- [What you have to do]: Your answer must be an exact copy of the records, with no pictures included.

******

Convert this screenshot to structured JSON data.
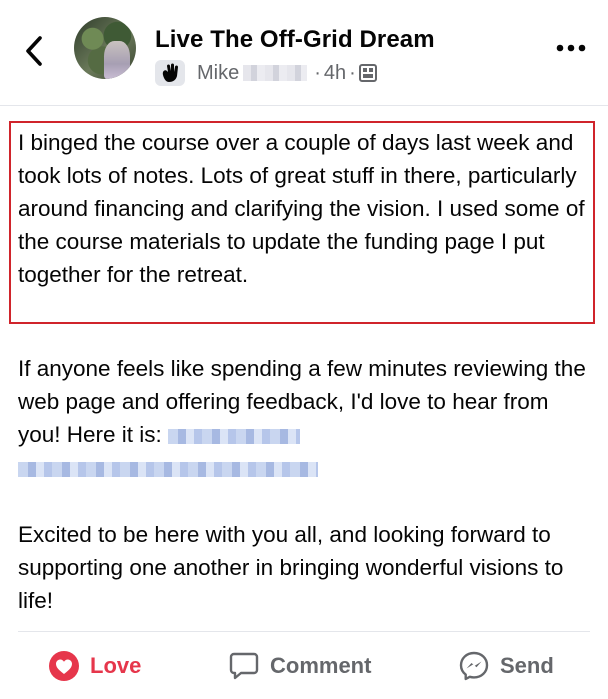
{
  "header": {
    "group_name": "Live The Off-Grid Dream",
    "author_first": "Mike",
    "time": "4h",
    "separator": "·"
  },
  "post": {
    "paragraph1": "I binged the course over a couple of days last week and took lots of notes. Lots of great stuff in there, particularly around financing and clarifying the vision. I used some of the course materials to update the funding page I put together for the retreat.",
    "paragraph2_text": "If anyone feels like spending a few minutes reviewing the web page and offering feedback, I'd love to hear from you! Here it is:",
    "paragraph3": "Excited to be here with you all, and looking forward to supporting one another in bringing wonderful visions to life!"
  },
  "actions": {
    "love_label": "Love",
    "comment_label": "Comment",
    "send_label": "Send"
  },
  "colors": {
    "love_red": "#e6364b",
    "highlight_border": "#d0242b",
    "meta_gray": "#65676b"
  },
  "icons": [
    "back-chevron-icon",
    "group-badge-icon",
    "photo-album-icon",
    "more-options-icon",
    "love-reaction-icon",
    "comment-bubble-icon",
    "messenger-send-icon"
  ]
}
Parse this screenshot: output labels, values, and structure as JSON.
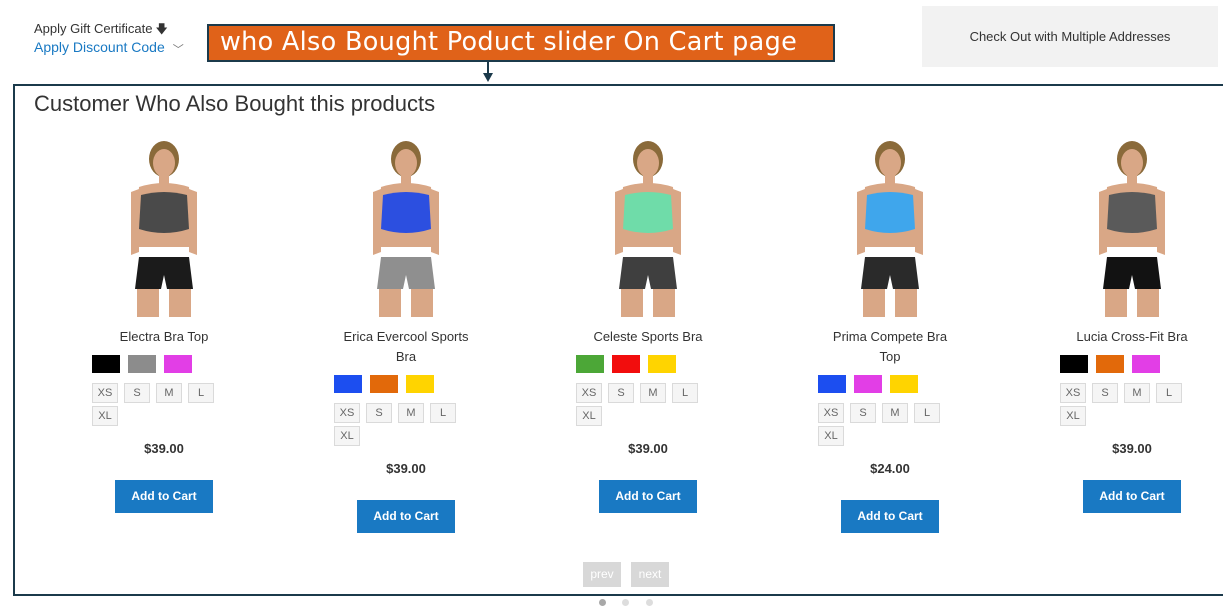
{
  "top": {
    "gift_label": "Apply Gift Certificate",
    "discount_label": "Apply Discount Code",
    "multi_label": "Check Out with Multiple Addresses"
  },
  "annotation": {
    "text": "who Also Bought Poduct slider On Cart page",
    "bg_color": "#e06219",
    "border_color": "#1b3a4b"
  },
  "section": {
    "title": "Customer Who Also Bought this products"
  },
  "products": [
    {
      "name_line1": "Electra Bra Top",
      "name_line2": "",
      "top_color": "#4a4a4a",
      "bottom_color": "#1b1b1b",
      "swatches": [
        "#000000",
        "#8c8c8c",
        "#e23ee6"
      ],
      "sizes": [
        "XS",
        "S",
        "M",
        "L",
        "XL"
      ],
      "price": "$39.00",
      "button": "Add to Cart"
    },
    {
      "name_line1": "Erica Evercool Sports",
      "name_line2": "Bra",
      "top_color": "#2c4fe0",
      "bottom_color": "#8f8f8f",
      "swatches": [
        "#1c4ef0",
        "#e2690a",
        "#ffd400"
      ],
      "sizes": [
        "XS",
        "S",
        "M",
        "L",
        "XL"
      ],
      "price": "$39.00",
      "button": "Add to Cart"
    },
    {
      "name_line1": "Celeste Sports Bra",
      "name_line2": "",
      "top_color": "#6fdca9",
      "bottom_color": "#3f3f3f",
      "swatches": [
        "#4ca737",
        "#f20d0d",
        "#ffd400"
      ],
      "sizes": [
        "XS",
        "S",
        "M",
        "L",
        "XL"
      ],
      "price": "$39.00",
      "button": "Add to Cart"
    },
    {
      "name_line1": "Prima Compete Bra",
      "name_line2": "Top",
      "top_color": "#3fa6ec",
      "bottom_color": "#2a2a2a",
      "swatches": [
        "#1c4ef0",
        "#e23ee6",
        "#ffd400"
      ],
      "sizes": [
        "XS",
        "S",
        "M",
        "L",
        "XL"
      ],
      "price": "$24.00",
      "button": "Add to Cart"
    },
    {
      "name_line1": "Lucia Cross-Fit Bra",
      "name_line2": "",
      "top_color": "#5a5a5a",
      "bottom_color": "#121212",
      "swatches": [
        "#000000",
        "#e2690a",
        "#e23ee6"
      ],
      "sizes": [
        "XS",
        "S",
        "M",
        "L",
        "XL"
      ],
      "price": "$39.00",
      "button": "Add to Cart"
    }
  ],
  "pager": {
    "prev": "prev",
    "next": "next",
    "active_dot": 1,
    "dot_count": 3
  },
  "colors": {
    "accent": "#1979c3",
    "frame": "#1b3a4b"
  }
}
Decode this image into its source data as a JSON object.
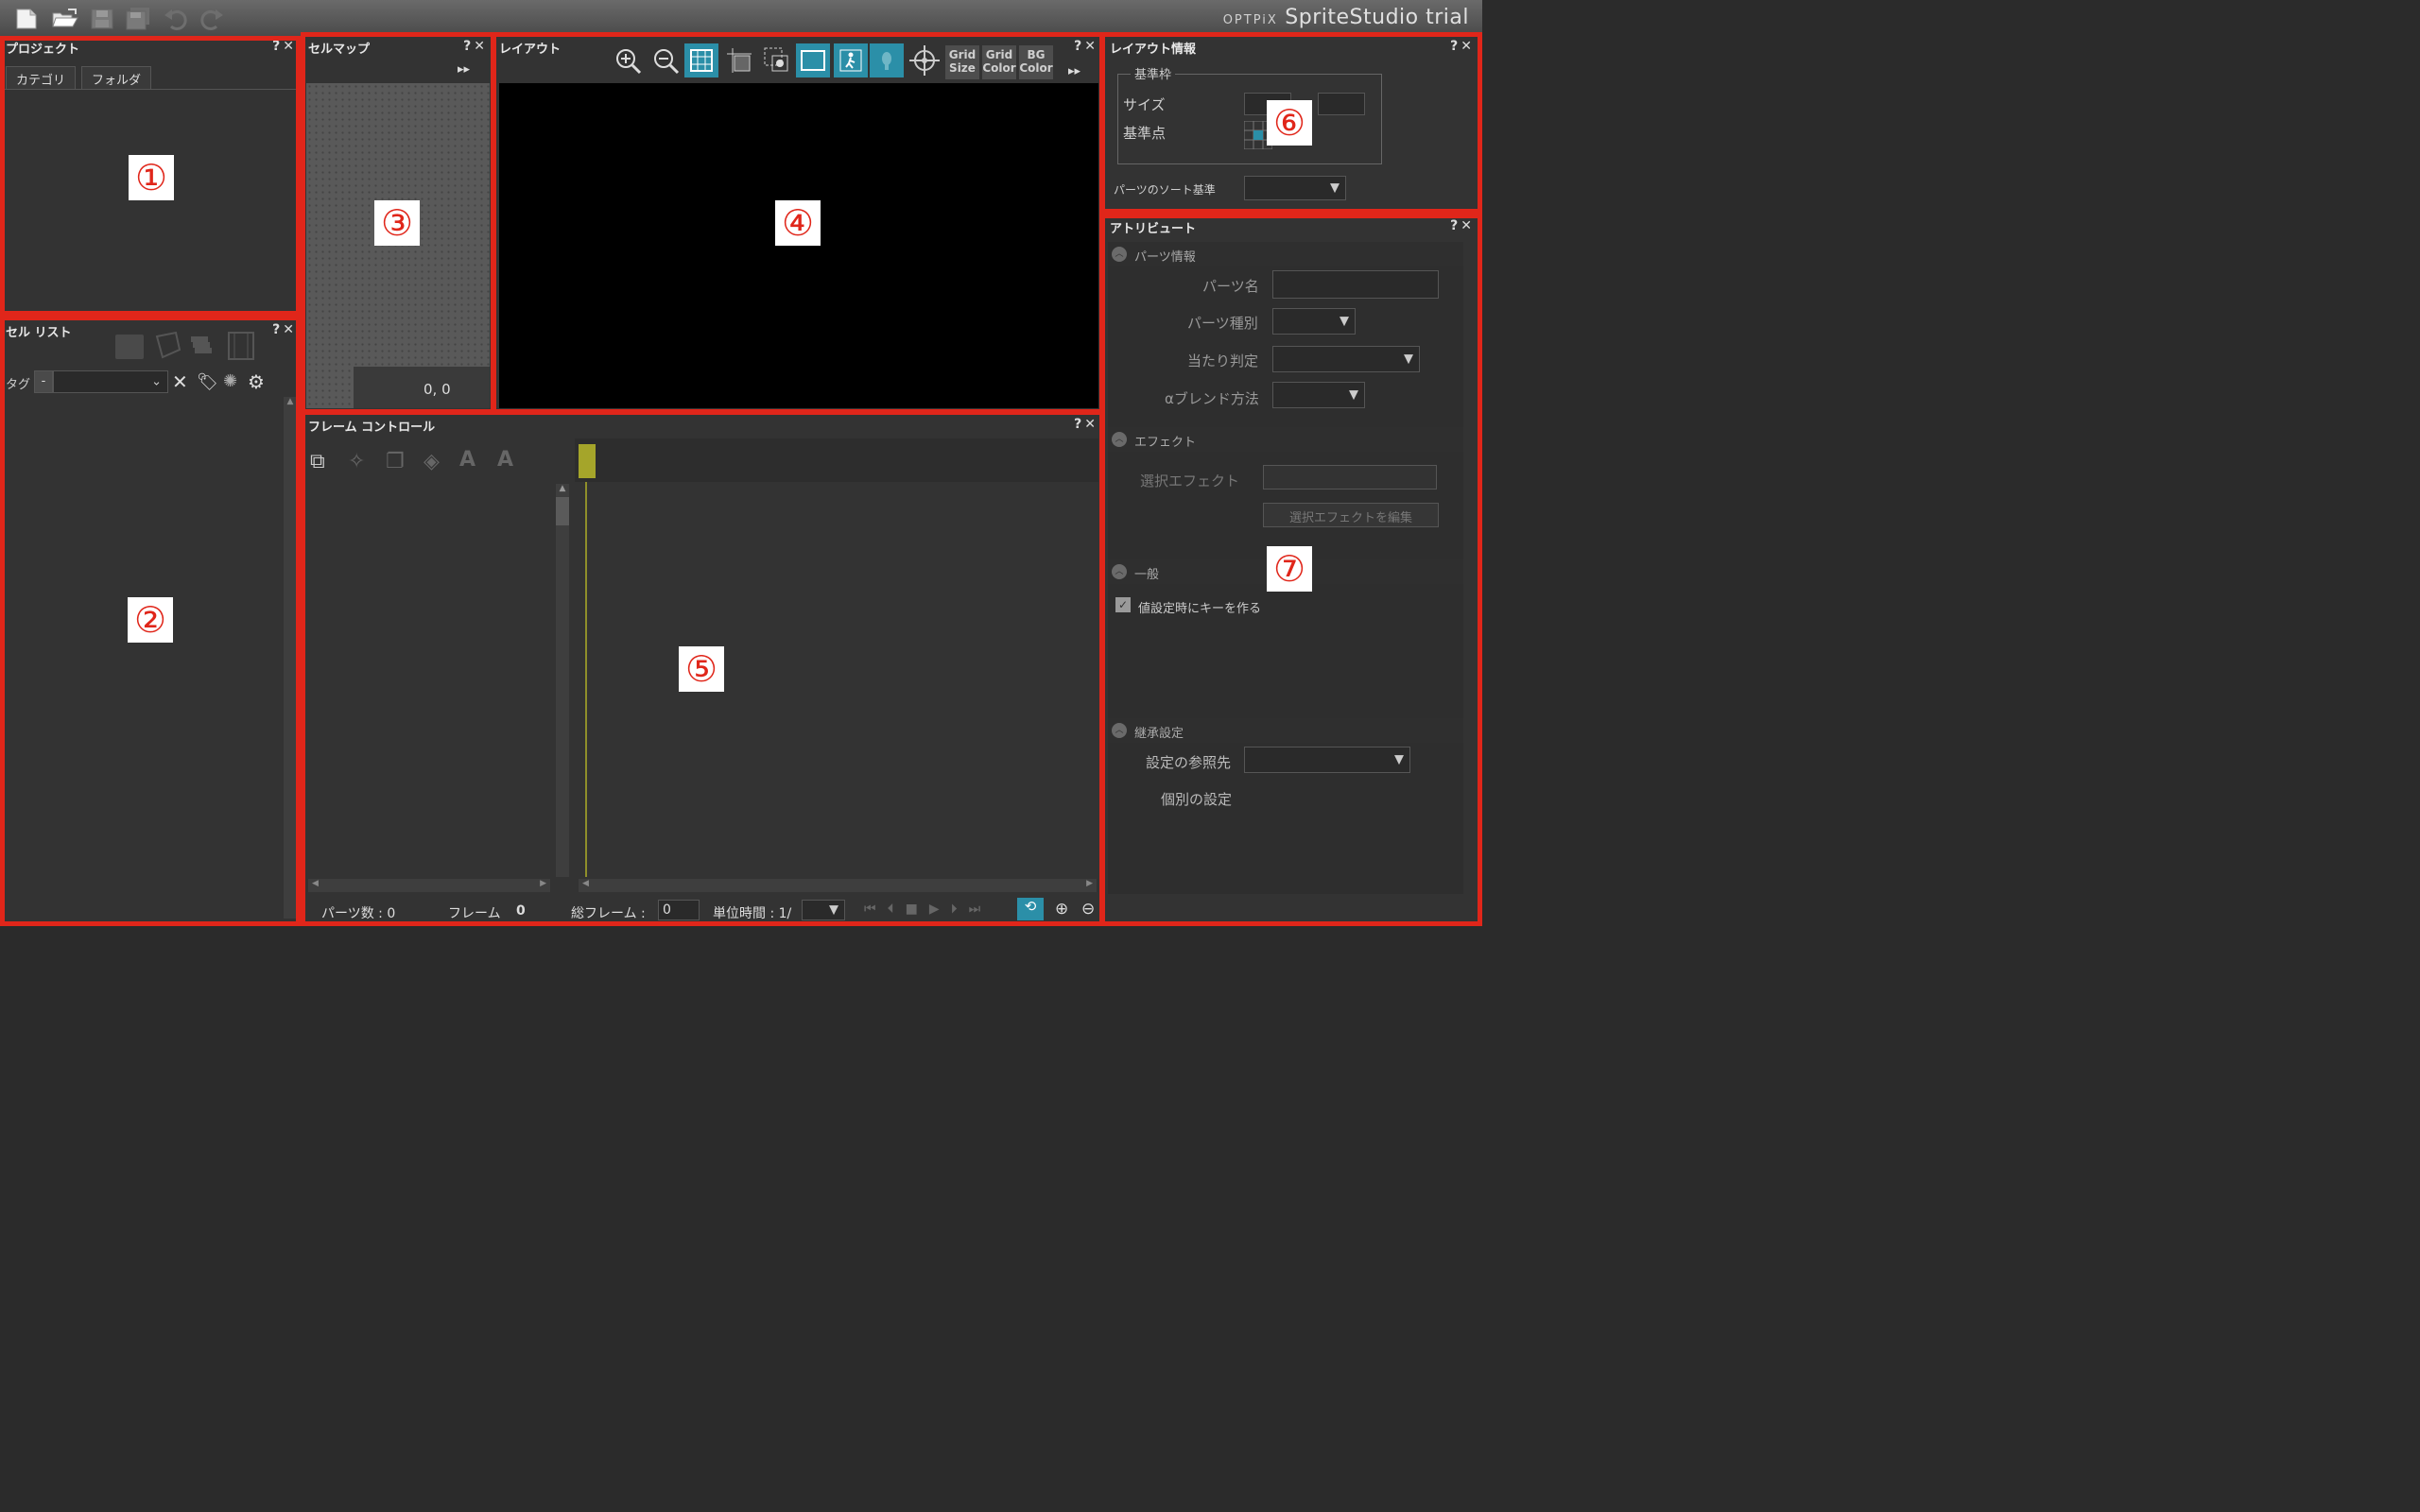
{
  "app": {
    "title_prefix": "OPTPiX",
    "title_main": "SpriteStudio",
    "title_suffix": "trial"
  },
  "colors": {
    "frame": "#e0261a",
    "accent": "#2b8fa8",
    "timeline_marker": "#a5a52a"
  },
  "panels": {
    "project": {
      "title": "プロジェクト",
      "tabs": [
        "カテゴリ",
        "フォルダ"
      ],
      "marker": "①"
    },
    "cell_list": {
      "title": "セル リスト",
      "tag_label": "タグ",
      "tag_minus": "-",
      "marker": "②"
    },
    "cell_map": {
      "title": "セルマップ",
      "coords": "0, 0",
      "marker": "③"
    },
    "layout": {
      "title": "レイアウト",
      "grid_size": [
        "Grid",
        "Size"
      ],
      "grid_color": [
        "Grid",
        "Color"
      ],
      "bg_color": [
        "BG",
        "Color"
      ],
      "marker": "④"
    },
    "frame_control": {
      "title": "フレーム コントロール",
      "parts_count": "パーツ数 : 0",
      "frame_label": "フレーム",
      "frame_value": "0",
      "total_frames_label": "総フレーム :",
      "total_frames_value": "0",
      "unit_time_label": "単位時間 : 1/",
      "marker": "⑤"
    },
    "layout_info": {
      "title": "レイアウト情報",
      "group_label": "基準枠",
      "size_label": "サイズ",
      "origin_label": "基準点",
      "sort_label": "パーツのソート基準",
      "marker": "⑥"
    },
    "attribute": {
      "title": "アトリビュート",
      "sections": {
        "parts_info": "パーツ情報",
        "effect": "エフェクト",
        "general": "一般",
        "inherit": "継承設定"
      },
      "parts_name": "パーツ名",
      "parts_type": "パーツ種別",
      "hit_test": "当たり判定",
      "alpha_blend": "αブレンド方法",
      "selected_effect": "選択エフェクト",
      "edit_effect_button": "選択エフェクトを編集",
      "make_key_checkbox": "値設定時にキーを作る",
      "inherit_ref": "設定の参照先",
      "individual": "個別の設定",
      "marker": "⑦"
    }
  }
}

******

- [Exercise response]:
Convert this screenshot to structured JSON data.
{
  "header": {
    "group_name": "Live The Off-Grid Dream",
    "author_first": "Mike",
    "time": "4h",
    "separator": "·"
  },
  "post": {
    "paragraph1": "I binged the course over a couple of days last week and took lots of notes. Lots of great stuff in there, particularly around financing and clarifying the vision. I used some of the course materials to update the funding page I put together for the retreat.",
    "paragraph2_text": "If anyone feels like spending a few minutes reviewing the web page and offering feedback, I'd love to hear from you! Here it is:",
    "paragraph3": "Excited to be here with you all, and looking forward to supporting one another in bringing wonderful visions to life!"
  },
  "actions": {
    "love_label": "Love",
    "comment_label": "Comment",
    "send_label": "Send"
  },
  "colors": {
    "love_red": "#e6364b",
    "highlight_border": "#d0242b",
    "meta_gray": "#65676b"
  },
  "icons": [
    "back-chevron-icon",
    "group-badge-icon",
    "photo-album-icon",
    "more-options-icon",
    "love-reaction-icon",
    "comment-bubble-icon",
    "messenger-send-icon"
  ]
}
Parse this screenshot: output labels, values, and structure as JSON.
{
  "top": {
    "gift_label": "Apply Gift Certificate",
    "discount_label": "Apply Discount Code",
    "multi_label": "Check Out with Multiple Addresses"
  },
  "annotation": {
    "text": "who Also Bought Poduct slider On Cart page",
    "bg_color": "#e06219",
    "border_color": "#1b3a4b"
  },
  "section": {
    "title": "Customer Who Also Bought this products"
  },
  "products": [
    {
      "name_line1": "Electra Bra Top",
      "name_line2": "",
      "top_color": "#4a4a4a",
      "bottom_color": "#1b1b1b",
      "swatches": [
        "#000000",
        "#8c8c8c",
        "#e23ee6"
      ],
      "sizes": [
        "XS",
        "S",
        "M",
        "L",
        "XL"
      ],
      "price": "$39.00",
      "button": "Add to Cart"
    },
    {
      "name_line1": "Erica Evercool Sports",
      "name_line2": "Bra",
      "top_color": "#2c4fe0",
      "bottom_color": "#8f8f8f",
      "swatches": [
        "#1c4ef0",
        "#e2690a",
        "#ffd400"
      ],
      "sizes": [
        "XS",
        "S",
        "M",
        "L",
        "XL"
      ],
      "price": "$39.00",
      "button": "Add to Cart"
    },
    {
      "name_line1": "Celeste Sports Bra",
      "name_line2": "",
      "top_color": "#6fdca9",
      "bottom_color": "#3f3f3f",
      "swatches": [
        "#4ca737",
        "#f20d0d",
        "#ffd400"
      ],
      "sizes": [
        "XS",
        "S",
        "M",
        "L",
        "XL"
      ],
      "price": "$39.00",
      "button": "Add to Cart"
    },
    {
      "name_line1": "Prima Compete Bra",
      "name_line2": "Top",
      "top_color": "#3fa6ec",
      "bottom_color": "#2a2a2a",
      "swatches": [
        "#1c4ef0",
        "#e23ee6",
        "#ffd400"
      ],
      "sizes": [
        "XS",
        "S",
        "M",
        "L",
        "XL"
      ],
      "price": "$24.00",
      "button": "Add to Cart"
    },
    {
      "name_line1": "Lucia Cross-Fit Bra",
      "name_line2": "",
      "top_color": "#5a5a5a",
      "bottom_color": "#121212",
      "swatches": [
        "#000000",
        "#e2690a",
        "#e23ee6"
      ],
      "sizes": [
        "XS",
        "S",
        "M",
        "L",
        "XL"
      ],
      "price": "$39.00",
      "button": "Add to Cart"
    }
  ],
  "pager": {
    "prev": "prev",
    "next": "next",
    "active_dot": 1,
    "dot_count": 3
  },
  "colors": {
    "accent": "#1979c3",
    "frame": "#1b3a4b"
  }
}
Decode this image into its source data as a JSON object.
{
  "app": {
    "title_prefix": "OPTPiX",
    "title_main": "SpriteStudio",
    "title_suffix": "trial"
  },
  "colors": {
    "frame": "#e0261a",
    "accent": "#2b8fa8",
    "timeline_marker": "#a5a52a"
  },
  "panels": {
    "project": {
      "title": "プロジェクト",
      "tabs": [
        "カテゴリ",
        "フォルダ"
      ],
      "marker": "①"
    },
    "cell_list": {
      "title": "セル リスト",
      "tag_label": "タグ",
      "tag_minus": "-",
      "marker": "②"
    },
    "cell_map": {
      "title": "セルマップ",
      "coords": "0, 0",
      "marker": "③"
    },
    "layout": {
      "title": "レイアウト",
      "grid_size": [
        "Grid",
        "Size"
      ],
      "grid_color": [
        "Grid",
        "Color"
      ],
      "bg_color": [
        "BG",
        "Color"
      ],
      "marker": "④"
    },
    "frame_control": {
      "title": "フレーム コントロール",
      "parts_count": "パーツ数 : 0",
      "frame_label": "フレーム",
      "frame_value": "0",
      "total_frames_label": "総フレーム :",
      "total_frames_value": "0",
      "unit_time_label": "単位時間 : 1/",
      "marker": "⑤"
    },
    "layout_info": {
      "title": "レイアウト情報",
      "group_label": "基準枠",
      "size_label": "サイズ",
      "origin_label": "基準点",
      "sort_label": "パーツのソート基準",
      "marker": "⑥"
    },
    "attribute": {
      "title": "アトリビュート",
      "sections": {
        "parts_info": "パーツ情報",
        "effect": "エフェクト",
        "general": "一般",
        "inherit": "継承設定"
      },
      "parts_name": "パーツ名",
      "parts_type": "パーツ種別",
      "hit_test": "当たり判定",
      "alpha_blend": "αブレンド方法",
      "selected_effect": "選択エフェクト",
      "edit_effect_button": "選択エフェクトを編集",
      "make_key_checkbox": "値設定時にキーを作る",
      "inherit_ref": "設定の参照先",
      "individual": "個別の設定",
      "marker": "⑦"
    }
  }
}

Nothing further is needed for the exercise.